═══ Record extracts ═══

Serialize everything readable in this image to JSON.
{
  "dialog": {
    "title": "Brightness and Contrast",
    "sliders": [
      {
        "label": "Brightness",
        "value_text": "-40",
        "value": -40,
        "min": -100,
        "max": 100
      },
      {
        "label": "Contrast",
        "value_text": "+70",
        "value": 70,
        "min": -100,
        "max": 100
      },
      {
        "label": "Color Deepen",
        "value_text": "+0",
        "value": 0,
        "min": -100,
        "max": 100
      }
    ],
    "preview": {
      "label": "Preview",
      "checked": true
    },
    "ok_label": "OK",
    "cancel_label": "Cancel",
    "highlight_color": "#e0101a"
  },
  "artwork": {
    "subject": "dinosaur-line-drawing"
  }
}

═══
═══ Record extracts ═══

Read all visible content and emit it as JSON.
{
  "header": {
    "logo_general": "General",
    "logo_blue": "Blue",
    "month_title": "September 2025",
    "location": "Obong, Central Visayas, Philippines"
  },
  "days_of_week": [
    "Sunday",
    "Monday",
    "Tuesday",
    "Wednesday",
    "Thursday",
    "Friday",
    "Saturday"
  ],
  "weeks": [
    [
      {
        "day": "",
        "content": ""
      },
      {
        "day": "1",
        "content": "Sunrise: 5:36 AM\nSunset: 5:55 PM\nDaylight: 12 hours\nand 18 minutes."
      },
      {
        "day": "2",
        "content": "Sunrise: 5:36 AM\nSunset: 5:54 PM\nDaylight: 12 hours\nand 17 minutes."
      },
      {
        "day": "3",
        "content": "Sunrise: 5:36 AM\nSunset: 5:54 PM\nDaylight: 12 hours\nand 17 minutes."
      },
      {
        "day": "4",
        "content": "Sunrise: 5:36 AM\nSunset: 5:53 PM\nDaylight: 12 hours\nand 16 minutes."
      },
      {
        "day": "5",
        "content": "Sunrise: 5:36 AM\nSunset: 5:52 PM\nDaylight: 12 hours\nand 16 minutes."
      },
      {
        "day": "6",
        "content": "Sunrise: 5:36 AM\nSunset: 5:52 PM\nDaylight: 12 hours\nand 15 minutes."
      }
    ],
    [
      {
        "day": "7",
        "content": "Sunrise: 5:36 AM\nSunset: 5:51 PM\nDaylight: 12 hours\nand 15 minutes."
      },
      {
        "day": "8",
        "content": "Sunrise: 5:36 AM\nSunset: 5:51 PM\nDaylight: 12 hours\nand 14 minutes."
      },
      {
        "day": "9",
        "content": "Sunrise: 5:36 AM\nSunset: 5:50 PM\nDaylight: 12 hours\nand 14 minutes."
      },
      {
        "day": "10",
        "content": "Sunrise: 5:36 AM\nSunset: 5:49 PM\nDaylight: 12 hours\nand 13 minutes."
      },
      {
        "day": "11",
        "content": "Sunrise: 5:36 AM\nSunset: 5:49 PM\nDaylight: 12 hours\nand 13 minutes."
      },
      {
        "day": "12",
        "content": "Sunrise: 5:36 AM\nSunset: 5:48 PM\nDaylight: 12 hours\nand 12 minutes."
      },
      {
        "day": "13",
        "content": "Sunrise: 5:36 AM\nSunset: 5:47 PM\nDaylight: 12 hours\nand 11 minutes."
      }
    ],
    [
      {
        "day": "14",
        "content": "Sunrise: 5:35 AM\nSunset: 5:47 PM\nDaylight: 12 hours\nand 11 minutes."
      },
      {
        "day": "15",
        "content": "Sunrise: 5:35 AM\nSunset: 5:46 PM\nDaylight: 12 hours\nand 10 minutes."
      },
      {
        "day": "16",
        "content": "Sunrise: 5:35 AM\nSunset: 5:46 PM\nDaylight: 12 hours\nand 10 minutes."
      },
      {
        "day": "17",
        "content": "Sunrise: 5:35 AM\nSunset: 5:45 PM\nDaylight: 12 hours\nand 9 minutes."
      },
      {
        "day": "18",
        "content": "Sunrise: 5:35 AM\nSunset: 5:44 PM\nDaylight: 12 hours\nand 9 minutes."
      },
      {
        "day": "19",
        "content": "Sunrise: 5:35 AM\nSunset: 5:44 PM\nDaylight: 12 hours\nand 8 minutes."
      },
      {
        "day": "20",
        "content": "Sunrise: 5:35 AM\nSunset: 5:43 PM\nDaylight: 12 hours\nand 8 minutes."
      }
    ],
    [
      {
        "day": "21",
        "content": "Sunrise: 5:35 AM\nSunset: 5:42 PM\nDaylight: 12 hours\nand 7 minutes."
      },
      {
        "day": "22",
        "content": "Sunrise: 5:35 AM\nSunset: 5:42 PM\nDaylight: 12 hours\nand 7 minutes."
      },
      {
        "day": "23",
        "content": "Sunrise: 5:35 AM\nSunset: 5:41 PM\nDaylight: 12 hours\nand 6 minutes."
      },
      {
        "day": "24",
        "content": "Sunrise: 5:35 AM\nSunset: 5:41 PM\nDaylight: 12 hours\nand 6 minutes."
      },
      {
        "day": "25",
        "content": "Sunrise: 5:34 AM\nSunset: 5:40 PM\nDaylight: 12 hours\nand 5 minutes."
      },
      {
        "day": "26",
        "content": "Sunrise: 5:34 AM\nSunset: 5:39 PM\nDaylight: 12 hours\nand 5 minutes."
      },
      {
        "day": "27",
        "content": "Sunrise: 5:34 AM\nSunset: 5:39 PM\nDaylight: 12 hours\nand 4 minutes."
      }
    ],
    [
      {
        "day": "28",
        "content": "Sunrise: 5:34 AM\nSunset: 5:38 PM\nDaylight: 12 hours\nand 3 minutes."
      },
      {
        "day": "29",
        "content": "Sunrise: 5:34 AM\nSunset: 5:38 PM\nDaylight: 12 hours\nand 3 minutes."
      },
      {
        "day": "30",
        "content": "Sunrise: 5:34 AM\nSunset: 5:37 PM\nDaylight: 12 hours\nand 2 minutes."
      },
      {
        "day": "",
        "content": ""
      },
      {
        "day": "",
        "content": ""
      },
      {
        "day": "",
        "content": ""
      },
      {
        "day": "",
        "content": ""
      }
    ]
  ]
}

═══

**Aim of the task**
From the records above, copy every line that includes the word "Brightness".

**Task answer**
    "title": "Brightness and Contrast",
        "label": "Brightness",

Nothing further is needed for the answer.